However, I didn't have to wait that long: unlike the night before, the night was clear the minute the sun went down. So as early as 7:00 pm, I started shooting. Here in Saddle Camp, unlike in Marlboro Camp where there was basically only a view on one side, I could shoot facing any direction.
I love this shot with my friends' headlamps shining with the bright light in the sky --- which was not a star, but actually a thin crescent moon.
Fast forward to 2:00am - sleepless and freezing, wearing all the layers that had kept me warm in the Andes, but still cold! I squirmed sullenly out of my sleeping bag and stepped out. Fortunately, the sky was still perfectly clear, and PhotoPills proved right on the money: the Milky Way was perfectly lined up, rising behind the summit of Mt. Pulag.
To get the image above, I employed the same technique as the image from the night before: expose for two minutes to get a naturally brighter foreground, and then expose for 15 seconds to get pinpoint stars. Like in the previous image, the composite was hand-masked in Photoshop CC. These were the original exposures:
Looking back in the direction I was shooting earlier in the evening, the Milky Way galactic core was now ablaze in all its glory --- making me wish I hadn't been too lazy to shoot a time-lapse!
For this shot, as you can see, I employed the same technique as above. These are the before and after photos:
I also shot this pano from camp, but the ultrawide 14mm is not an ideal panorama-making lens (note the crooked horizon to the right):
This next shot is one of my all-time favorites. Why does the Milky Way suddenly look dark and blue here? As I mentioned earlier, for certain shots I prefer a "realistic" look that more closely matches how my eyes perceived the Milky Way, and this means making it much dimmer and bluer than the standard edit.
This edit employs a similar technique to the shots above, only this time, I only used a single RAW file, but duplicated with two different sets of settings as my layers. To do this, I imported the RAW photo as a Smart Object in Photoshop, duplicated the layer as another Smart Object, and did RAW adjustments separately for the sky and the foreground, then hand-masked it. This is one of the "before" shots, edited only for the sky and not the foreground:
Even after bagging that shot, there was still so much to shoot!
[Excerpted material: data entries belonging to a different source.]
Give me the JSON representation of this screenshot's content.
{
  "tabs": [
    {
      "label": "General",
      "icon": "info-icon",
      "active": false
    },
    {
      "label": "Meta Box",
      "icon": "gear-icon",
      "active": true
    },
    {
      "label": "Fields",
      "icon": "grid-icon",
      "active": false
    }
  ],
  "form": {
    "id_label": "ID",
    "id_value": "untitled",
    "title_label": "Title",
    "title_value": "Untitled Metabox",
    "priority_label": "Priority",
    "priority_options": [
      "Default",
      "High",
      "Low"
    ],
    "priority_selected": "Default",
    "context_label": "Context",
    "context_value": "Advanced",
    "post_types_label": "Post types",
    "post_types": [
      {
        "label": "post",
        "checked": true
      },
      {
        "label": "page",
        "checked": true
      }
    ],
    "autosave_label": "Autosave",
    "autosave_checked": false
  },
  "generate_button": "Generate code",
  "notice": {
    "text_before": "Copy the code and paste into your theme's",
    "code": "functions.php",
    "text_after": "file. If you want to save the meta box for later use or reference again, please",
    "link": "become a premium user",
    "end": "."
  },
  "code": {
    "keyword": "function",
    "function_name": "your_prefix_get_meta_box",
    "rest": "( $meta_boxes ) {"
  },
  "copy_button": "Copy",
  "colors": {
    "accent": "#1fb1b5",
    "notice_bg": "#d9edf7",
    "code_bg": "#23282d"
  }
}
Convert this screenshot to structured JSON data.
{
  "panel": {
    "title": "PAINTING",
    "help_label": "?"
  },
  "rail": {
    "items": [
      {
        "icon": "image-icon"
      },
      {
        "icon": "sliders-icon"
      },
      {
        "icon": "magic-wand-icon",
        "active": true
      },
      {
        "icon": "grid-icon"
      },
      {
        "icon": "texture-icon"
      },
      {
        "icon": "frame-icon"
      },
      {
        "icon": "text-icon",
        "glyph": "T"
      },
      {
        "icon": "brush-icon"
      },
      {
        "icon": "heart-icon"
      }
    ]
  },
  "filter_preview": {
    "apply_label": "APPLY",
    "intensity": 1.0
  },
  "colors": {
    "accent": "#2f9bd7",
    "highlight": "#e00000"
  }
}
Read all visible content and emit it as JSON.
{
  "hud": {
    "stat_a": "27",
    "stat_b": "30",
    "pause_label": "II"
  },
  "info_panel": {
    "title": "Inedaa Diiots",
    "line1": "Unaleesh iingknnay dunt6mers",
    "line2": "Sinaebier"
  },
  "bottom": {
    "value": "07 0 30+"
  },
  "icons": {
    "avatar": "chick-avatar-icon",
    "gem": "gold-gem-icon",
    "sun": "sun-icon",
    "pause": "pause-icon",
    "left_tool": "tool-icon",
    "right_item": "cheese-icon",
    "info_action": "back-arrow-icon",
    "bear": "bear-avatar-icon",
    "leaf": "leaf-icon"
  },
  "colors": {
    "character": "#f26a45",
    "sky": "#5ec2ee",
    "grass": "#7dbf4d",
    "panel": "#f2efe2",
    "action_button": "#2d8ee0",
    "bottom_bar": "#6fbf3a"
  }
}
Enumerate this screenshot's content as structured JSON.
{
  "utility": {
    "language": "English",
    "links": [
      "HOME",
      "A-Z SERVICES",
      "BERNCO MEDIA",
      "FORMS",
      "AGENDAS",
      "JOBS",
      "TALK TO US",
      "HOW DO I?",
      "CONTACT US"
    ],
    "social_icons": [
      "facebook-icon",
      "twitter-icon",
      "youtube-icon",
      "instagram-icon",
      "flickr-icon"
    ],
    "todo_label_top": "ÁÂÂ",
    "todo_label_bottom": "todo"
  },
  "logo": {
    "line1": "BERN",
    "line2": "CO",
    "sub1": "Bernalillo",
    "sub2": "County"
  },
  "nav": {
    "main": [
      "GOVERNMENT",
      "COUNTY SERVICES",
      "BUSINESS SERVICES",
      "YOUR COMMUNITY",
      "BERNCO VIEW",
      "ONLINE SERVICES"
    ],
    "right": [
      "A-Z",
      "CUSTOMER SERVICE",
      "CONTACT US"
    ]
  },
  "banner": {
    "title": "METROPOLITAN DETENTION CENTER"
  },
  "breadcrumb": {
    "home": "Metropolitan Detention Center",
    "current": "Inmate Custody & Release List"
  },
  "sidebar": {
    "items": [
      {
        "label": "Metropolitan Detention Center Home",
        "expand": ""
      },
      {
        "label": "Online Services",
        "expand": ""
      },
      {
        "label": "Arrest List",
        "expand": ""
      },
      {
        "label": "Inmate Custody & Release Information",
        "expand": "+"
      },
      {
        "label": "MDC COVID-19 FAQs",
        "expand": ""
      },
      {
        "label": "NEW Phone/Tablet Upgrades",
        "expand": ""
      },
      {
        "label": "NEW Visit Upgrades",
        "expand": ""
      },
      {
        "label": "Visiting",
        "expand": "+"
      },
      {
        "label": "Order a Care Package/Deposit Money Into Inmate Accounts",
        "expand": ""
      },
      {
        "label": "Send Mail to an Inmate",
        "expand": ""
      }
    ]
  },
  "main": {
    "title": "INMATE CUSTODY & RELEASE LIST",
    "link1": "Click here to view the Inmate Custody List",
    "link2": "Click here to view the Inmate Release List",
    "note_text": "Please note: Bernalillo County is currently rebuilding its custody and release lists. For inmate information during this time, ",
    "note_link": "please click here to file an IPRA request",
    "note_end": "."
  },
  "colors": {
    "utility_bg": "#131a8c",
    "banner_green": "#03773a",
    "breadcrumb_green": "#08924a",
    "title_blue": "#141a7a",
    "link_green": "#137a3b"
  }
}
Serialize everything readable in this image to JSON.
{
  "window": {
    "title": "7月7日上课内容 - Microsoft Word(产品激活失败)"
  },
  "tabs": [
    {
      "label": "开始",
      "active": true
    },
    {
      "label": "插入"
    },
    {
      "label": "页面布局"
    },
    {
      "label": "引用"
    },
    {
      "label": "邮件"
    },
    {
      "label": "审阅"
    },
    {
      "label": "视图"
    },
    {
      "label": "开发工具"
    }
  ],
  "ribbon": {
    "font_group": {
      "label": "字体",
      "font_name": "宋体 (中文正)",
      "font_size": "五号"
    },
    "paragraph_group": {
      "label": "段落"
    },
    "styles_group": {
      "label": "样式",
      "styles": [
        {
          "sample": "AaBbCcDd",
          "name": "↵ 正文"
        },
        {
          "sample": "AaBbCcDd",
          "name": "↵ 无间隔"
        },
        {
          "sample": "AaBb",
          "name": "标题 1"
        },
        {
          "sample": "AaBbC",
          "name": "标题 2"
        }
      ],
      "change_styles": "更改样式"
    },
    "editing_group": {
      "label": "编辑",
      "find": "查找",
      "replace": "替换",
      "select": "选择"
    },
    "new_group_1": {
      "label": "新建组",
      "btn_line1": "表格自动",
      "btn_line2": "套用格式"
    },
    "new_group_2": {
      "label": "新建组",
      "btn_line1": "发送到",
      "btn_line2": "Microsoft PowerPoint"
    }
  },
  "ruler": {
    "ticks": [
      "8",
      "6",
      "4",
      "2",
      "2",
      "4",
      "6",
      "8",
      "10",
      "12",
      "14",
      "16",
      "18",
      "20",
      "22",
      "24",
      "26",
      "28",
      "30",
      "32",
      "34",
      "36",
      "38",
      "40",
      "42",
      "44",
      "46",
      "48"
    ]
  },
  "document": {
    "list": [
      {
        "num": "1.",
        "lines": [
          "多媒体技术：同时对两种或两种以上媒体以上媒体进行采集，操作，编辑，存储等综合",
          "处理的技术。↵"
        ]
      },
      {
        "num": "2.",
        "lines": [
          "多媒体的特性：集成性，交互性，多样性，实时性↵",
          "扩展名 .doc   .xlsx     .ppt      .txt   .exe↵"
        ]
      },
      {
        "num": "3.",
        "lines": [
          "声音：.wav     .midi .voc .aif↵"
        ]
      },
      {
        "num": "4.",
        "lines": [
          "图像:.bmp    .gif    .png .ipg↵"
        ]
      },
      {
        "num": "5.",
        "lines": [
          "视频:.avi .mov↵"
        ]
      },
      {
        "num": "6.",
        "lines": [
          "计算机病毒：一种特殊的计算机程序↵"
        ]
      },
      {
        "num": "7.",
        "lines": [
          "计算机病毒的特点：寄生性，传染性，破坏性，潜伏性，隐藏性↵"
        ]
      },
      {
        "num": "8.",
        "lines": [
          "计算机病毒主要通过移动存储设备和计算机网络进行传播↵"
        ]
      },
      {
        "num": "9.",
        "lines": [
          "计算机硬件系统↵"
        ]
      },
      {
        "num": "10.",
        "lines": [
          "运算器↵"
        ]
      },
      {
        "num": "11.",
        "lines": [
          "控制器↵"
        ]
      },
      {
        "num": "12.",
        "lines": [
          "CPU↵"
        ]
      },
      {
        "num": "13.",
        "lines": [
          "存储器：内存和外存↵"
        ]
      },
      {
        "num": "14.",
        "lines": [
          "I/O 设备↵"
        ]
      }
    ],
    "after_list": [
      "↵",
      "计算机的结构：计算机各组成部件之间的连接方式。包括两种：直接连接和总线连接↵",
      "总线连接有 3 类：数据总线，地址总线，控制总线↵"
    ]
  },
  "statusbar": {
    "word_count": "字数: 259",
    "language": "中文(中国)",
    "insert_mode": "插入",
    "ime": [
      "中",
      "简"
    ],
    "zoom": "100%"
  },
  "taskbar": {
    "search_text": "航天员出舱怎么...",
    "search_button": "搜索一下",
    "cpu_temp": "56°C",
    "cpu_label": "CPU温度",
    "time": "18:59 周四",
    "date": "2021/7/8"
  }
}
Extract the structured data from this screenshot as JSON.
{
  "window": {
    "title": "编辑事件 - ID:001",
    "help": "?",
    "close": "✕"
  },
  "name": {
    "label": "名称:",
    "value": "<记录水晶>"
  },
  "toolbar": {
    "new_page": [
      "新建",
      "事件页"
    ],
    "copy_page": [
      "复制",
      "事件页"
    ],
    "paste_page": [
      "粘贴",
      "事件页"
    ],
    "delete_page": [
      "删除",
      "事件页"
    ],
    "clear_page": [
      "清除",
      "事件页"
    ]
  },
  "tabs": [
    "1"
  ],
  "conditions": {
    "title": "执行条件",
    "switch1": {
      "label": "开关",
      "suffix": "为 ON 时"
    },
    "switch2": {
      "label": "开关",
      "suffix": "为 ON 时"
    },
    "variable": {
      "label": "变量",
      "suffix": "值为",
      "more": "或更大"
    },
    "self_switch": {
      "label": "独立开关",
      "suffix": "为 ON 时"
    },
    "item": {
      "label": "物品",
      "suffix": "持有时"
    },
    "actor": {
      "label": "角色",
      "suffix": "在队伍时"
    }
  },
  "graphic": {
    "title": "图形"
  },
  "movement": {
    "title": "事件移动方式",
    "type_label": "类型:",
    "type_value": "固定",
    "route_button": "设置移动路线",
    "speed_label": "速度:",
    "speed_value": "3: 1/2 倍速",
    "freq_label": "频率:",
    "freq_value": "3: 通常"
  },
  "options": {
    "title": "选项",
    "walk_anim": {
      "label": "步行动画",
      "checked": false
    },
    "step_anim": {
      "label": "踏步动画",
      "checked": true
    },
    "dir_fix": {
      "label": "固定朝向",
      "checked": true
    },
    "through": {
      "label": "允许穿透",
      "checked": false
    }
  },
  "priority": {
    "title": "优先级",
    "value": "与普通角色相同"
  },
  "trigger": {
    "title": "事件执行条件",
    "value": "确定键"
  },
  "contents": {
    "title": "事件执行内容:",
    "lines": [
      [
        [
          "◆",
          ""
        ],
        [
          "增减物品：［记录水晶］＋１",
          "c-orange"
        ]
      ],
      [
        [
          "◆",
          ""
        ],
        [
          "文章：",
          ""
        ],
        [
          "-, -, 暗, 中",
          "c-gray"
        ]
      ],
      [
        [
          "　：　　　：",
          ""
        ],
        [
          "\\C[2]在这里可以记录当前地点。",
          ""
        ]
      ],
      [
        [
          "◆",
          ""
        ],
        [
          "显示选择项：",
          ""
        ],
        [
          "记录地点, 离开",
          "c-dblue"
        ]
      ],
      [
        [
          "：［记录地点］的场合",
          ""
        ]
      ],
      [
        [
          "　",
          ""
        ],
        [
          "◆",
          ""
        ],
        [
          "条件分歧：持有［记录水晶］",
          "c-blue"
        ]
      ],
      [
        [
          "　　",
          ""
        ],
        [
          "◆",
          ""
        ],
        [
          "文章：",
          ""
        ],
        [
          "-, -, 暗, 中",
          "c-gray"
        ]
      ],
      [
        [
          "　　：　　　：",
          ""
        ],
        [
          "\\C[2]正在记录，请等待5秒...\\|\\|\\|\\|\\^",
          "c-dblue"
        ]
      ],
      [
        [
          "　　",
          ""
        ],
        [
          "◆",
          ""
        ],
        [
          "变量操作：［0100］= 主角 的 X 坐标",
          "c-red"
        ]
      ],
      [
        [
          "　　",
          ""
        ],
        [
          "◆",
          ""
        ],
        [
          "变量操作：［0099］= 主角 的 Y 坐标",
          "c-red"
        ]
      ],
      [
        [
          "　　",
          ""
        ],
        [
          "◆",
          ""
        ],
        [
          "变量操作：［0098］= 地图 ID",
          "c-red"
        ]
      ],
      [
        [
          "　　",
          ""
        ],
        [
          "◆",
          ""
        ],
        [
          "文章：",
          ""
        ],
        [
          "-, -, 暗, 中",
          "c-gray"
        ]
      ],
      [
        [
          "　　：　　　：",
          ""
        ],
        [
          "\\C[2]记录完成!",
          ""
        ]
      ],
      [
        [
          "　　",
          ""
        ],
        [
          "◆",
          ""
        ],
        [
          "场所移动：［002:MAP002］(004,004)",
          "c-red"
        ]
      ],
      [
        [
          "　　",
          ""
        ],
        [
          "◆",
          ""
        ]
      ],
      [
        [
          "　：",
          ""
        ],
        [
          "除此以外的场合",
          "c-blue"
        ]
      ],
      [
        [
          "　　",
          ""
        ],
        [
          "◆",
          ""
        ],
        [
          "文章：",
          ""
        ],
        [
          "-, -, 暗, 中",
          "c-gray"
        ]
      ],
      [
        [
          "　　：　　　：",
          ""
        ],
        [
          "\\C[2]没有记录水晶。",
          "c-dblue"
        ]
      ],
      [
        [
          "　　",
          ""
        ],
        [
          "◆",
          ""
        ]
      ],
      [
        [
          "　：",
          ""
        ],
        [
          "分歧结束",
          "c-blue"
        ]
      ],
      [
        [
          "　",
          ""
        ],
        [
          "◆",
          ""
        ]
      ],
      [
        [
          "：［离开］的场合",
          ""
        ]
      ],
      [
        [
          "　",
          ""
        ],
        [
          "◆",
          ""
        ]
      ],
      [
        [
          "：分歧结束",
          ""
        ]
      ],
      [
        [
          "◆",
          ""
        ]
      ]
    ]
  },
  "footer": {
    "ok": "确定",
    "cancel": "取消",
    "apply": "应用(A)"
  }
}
I was giddy just shooting keeper after keeper.
Finally, it was time to head out of camp and stumble in total darkness to get the shot I came here for. Just as PhotoPills promised, there it was:
I was thrilled to get a full Milky Way over my favorite mountain in the Philippines. It's composed of 8 vertical shots at 24mm, f/1.4, 15s, ISO 6400.
Even after getting that shot though, my night wasn't over. I was still able to get some exposures on my walk back from the latrine, as my friends began to stir from their tents to prepare for the summit assault.
Finally, dawn began to break, and it was time for the summit assault. Just seconds before the daylight made the Milky Way disappear from view, I was able to get this shot, which is another favorite because of the unique colors at the crack of dawn:
And so ended my epic nights under the stars on Mt. Pulag. I was extremely lucky to have all the conditions line up for me so well that I was able to have a very high keeper rate. It's a trip I'll always look back on as one of my best. I hope this post was able to give you some ideas on how to take your night photography further and also help inspire you to get out there and see the stars the way they were meant to be seen: far from city lights and the noise of your notifications.
Thanks for reading, and I'll catch you next time.
This trip was arranged and guided by Trail Adventours. This was not a sponsored trip. I highly recommend them if you are interested in getting to know Philippine hiking.
Several of the images from this post are available as beautiful, long-lasting prints from my online shop.
For more tutorials, click here.